From the AfPak Channel at Foreign Policy magazine, some numbers on casualties in Afghanistan and links to a further 3 reports on the Afghan war. It all makes for sobering reading at the start of 2011, combined with what is looking like the collapse of the Pakistani government and the tentative position of the Afghan government this could end up being another interesting year in the region.
More than 700 international troops were killed in Afghanistan in 2010, 498 of them Americans (LAT, Pajhwok).
Nearly 1,300 Afghan policemen were killed last year, a decrease of
seven percent over 2009, and civilian casualties went up 20 percent in
the first ten months of 2010 over the same period in 2009 (Reuters, Tolo, Pajhwok, Post).
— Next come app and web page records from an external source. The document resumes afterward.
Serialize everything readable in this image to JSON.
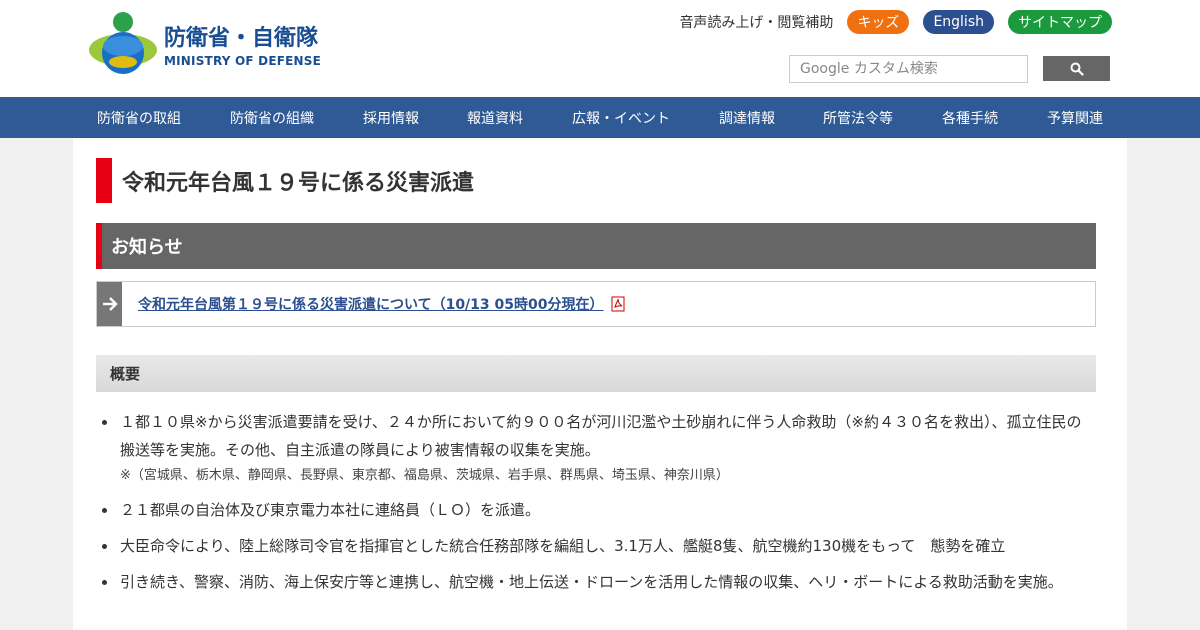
{
  "header": {
    "logo_jp": "防衛省・自衛隊",
    "logo_en": "MINISTRY OF DEFENSE",
    "util_links": {
      "accessibility": "音声読み上げ・閲覧補助",
      "kids": "キッズ",
      "english": "English",
      "sitemap": "サイトマップ"
    },
    "search": {
      "placeholder": "Google カスタム検索",
      "value": ""
    },
    "colors": {
      "kids": "#f07010",
      "english": "#2c4f8f",
      "sitemap": "#1a9a3c",
      "nav": "#2f5a96",
      "accent_red": "#e60012"
    }
  },
  "nav": {
    "items": [
      "防衛省の取組",
      "防衛省の組織",
      "採用情報",
      "報道資料",
      "広報・イベント",
      "調達情報",
      "所管法令等",
      "各種手続",
      "予算関連"
    ]
  },
  "main": {
    "title": "令和元年台風１９号に係る災害派遣",
    "notice": {
      "heading": "お知らせ",
      "link_text": "令和元年台風第１９号に係る災害派遣について（10/13 05時00分現在）",
      "link_icon": "pdf-icon"
    },
    "summary": {
      "heading": "概要",
      "items": [
        {
          "text": "１都１０県※から災害派遣要請を受け、２４か所において約９００名が河川氾濫や土砂崩れに伴う人命救助（※約４３０名を救出）、孤立住民の搬送等を実施。その他、自主派遣の隊員により被害情報の収集を実施。",
          "note": "※（宮城県、栃木県、静岡県、長野県、東京都、福島県、茨城県、岩手県、群馬県、埼玉県、神奈川県）"
        },
        {
          "text": "２１都県の自治体及び東京電力本社に連絡員（ＬＯ）を派遣。"
        },
        {
          "text": "大臣命令により、陸上総隊司令官を指揮官とした統合任務部隊を編組し、3.1万人、艦艇8隻、航空機約130機をもって　態勢を確立"
        },
        {
          "text": "引き続き、警察、消防、海上保安庁等と連携し、航空機・地上伝送・ドローンを活用した情報の収集、ヘリ・ボートによる救助活動を実施。"
        }
      ]
    }
  }
}
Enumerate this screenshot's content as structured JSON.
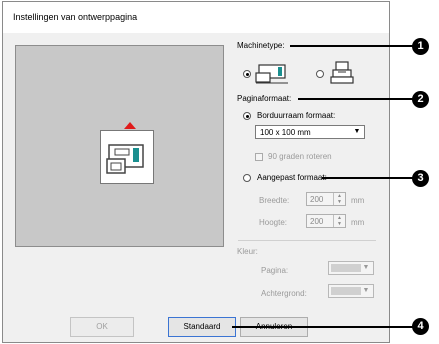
{
  "dialog": {
    "title": "Instellingen van ontwerppagina"
  },
  "machine_type": {
    "label": "Machinetype:",
    "option1_icon": "embroidery-machine-icon",
    "option2_icon": "embroidery-multi-needle-icon"
  },
  "page_format": {
    "label": "Paginaformaat:",
    "hoop_label": "Borduurraam formaat:",
    "hoop_value": "100 x 100 mm",
    "rotate_label": "90 graden roteren",
    "custom_label": "Aangepast formaat:",
    "width_label": "Breedte:",
    "width_value": "200",
    "width_unit": "mm",
    "height_label": "Hoogte:",
    "height_value": "200",
    "height_unit": "mm"
  },
  "color": {
    "label": "Kleur:",
    "page_label": "Pagina:",
    "background_label": "Achtergrond:"
  },
  "buttons": {
    "ok": "OK",
    "default": "Standaard",
    "cancel": "Annuleren"
  },
  "callouts": [
    "1",
    "2",
    "3",
    "4"
  ],
  "colors": {
    "badge": "#000000",
    "accent": "#e01b1b",
    "teal": "#1a8f8f"
  }
}
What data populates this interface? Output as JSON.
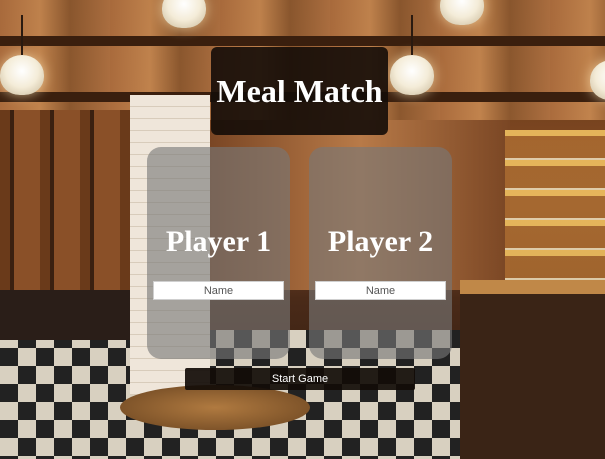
{
  "app": {
    "title": "Meal Match"
  },
  "players": [
    {
      "label": "Player 1",
      "input_placeholder": "Name",
      "input_value": ""
    },
    {
      "label": "Player 2",
      "input_placeholder": "Name",
      "input_value": ""
    }
  ],
  "actions": {
    "start_label": "Start Game"
  },
  "colors": {
    "panel": "#14100c",
    "card": "#787878",
    "text": "#ffffff"
  }
}
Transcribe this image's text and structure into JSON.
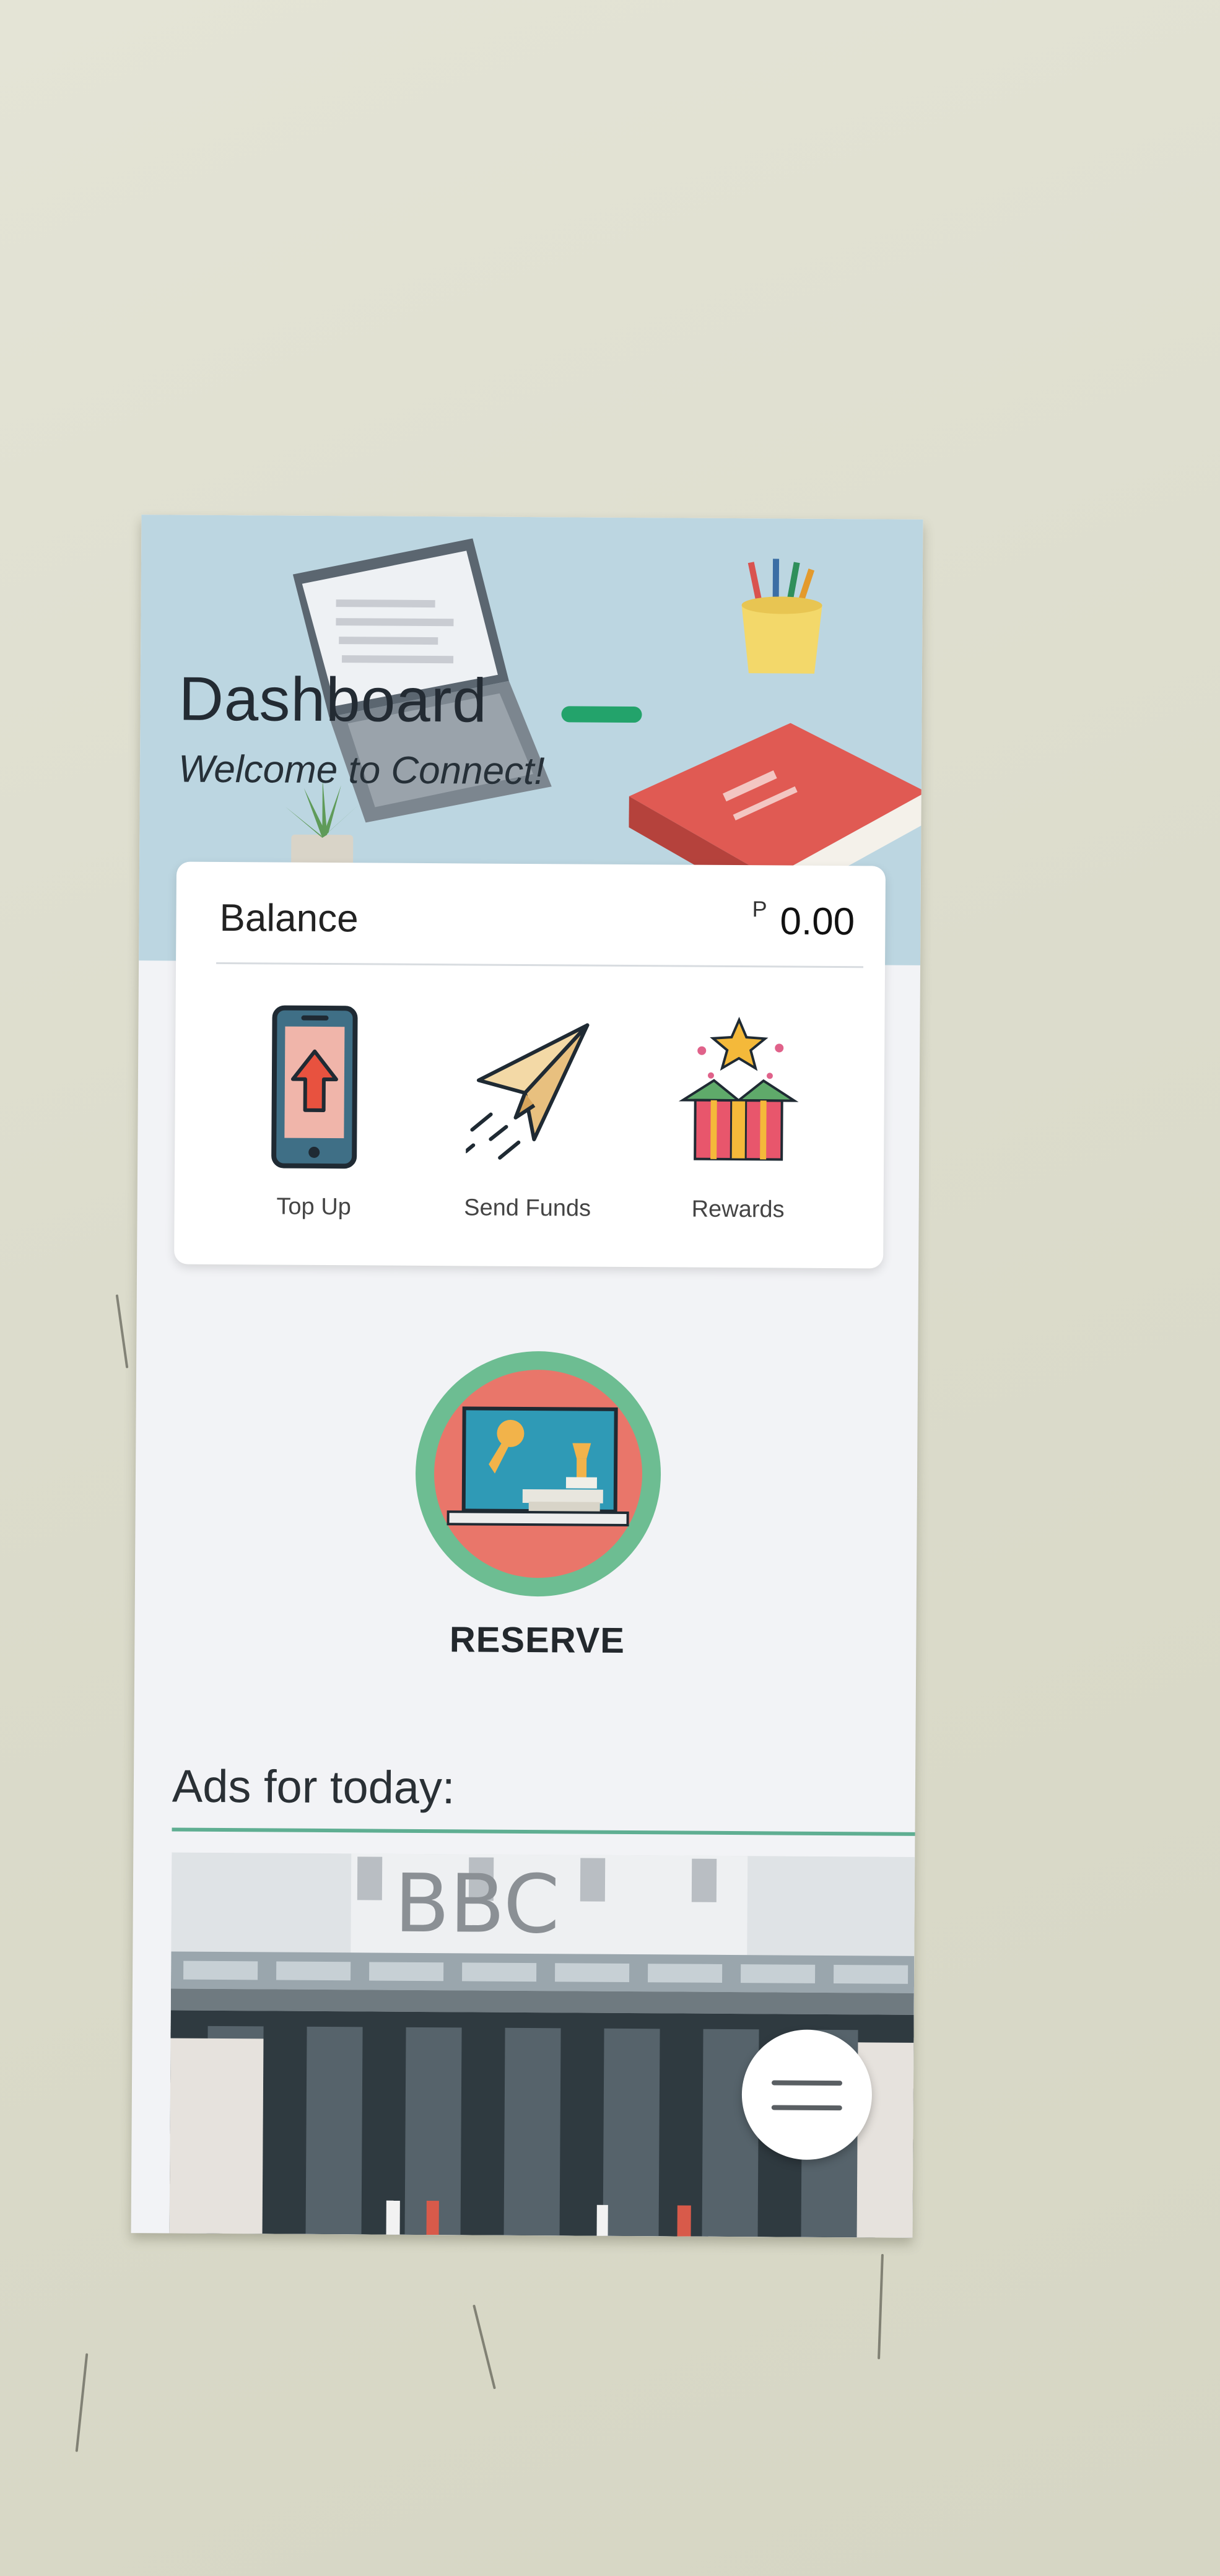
{
  "header": {
    "title": "Dashboard",
    "subtitle": "Welcome to Connect!"
  },
  "balance": {
    "label": "Balance",
    "currency_symbol": "P",
    "amount": "0.00"
  },
  "actions": [
    {
      "label": "Top Up",
      "icon": "phone-upload-icon"
    },
    {
      "label": "Send Funds",
      "icon": "paper-plane-icon"
    },
    {
      "label": "Rewards",
      "icon": "gift-box-icon"
    }
  ],
  "reserve": {
    "label": "RESERVE",
    "icon": "reserve-desk-icon"
  },
  "ads": {
    "title": "Ads for today:",
    "banner_text": "BBC"
  },
  "menu_button": {
    "icon": "hamburger-menu-icon"
  },
  "colors": {
    "accent_green": "#23a36b",
    "header_bg": "#bcd6e1",
    "divider_green": "#5fae92"
  }
}
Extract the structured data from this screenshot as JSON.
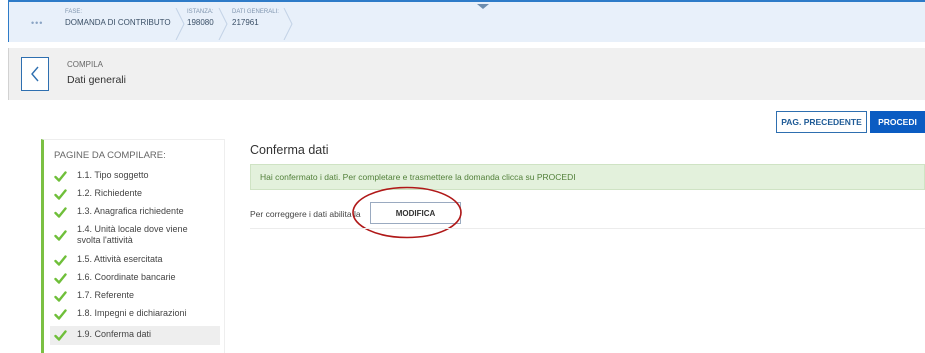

On Christmas, top U.S. and NATO commander Gen. David Petraeus visited
troops in Kabul, Kunduz, Farah, and Helmand, where the Journal reports
that British troops are gaining confidence in Afghan security forces,
often seen as feckless (AP, WSJ).
Pajhwok reports that Taliban fighters, Afghan officials, and
international forces have agreed on a cease-fire in Sangin district in
And Afghan ethnic minorities express frustration with their
under-representation at the officer ranks, which are dominated by
Pashtuns and Tajiks, in Afghanistan's security forces (AFP).
TheRead more at afpak.foreignpolicy.com
Post has three reports on the Afghan war: one profiling the U.S.
military hospital in Kandahar, which treats soldiers, civilians, and
insurgents alike (Post);
a second noting that the U.S. Army's official history of the battle of
Wanat -- a July 2008 clash in Kunar that sparked four investigations --
"largely absolves top commanders of the deaths of nine U.S. soldiers and
instead blames the confusing and unpredictable nature of war" (Post);
and a third looking at the U.S. presence in the Pech Valley, where the
focus is on fighting such that "Afghan officials can figure out a way to
coexist with a committed and ideological resistance" (Post).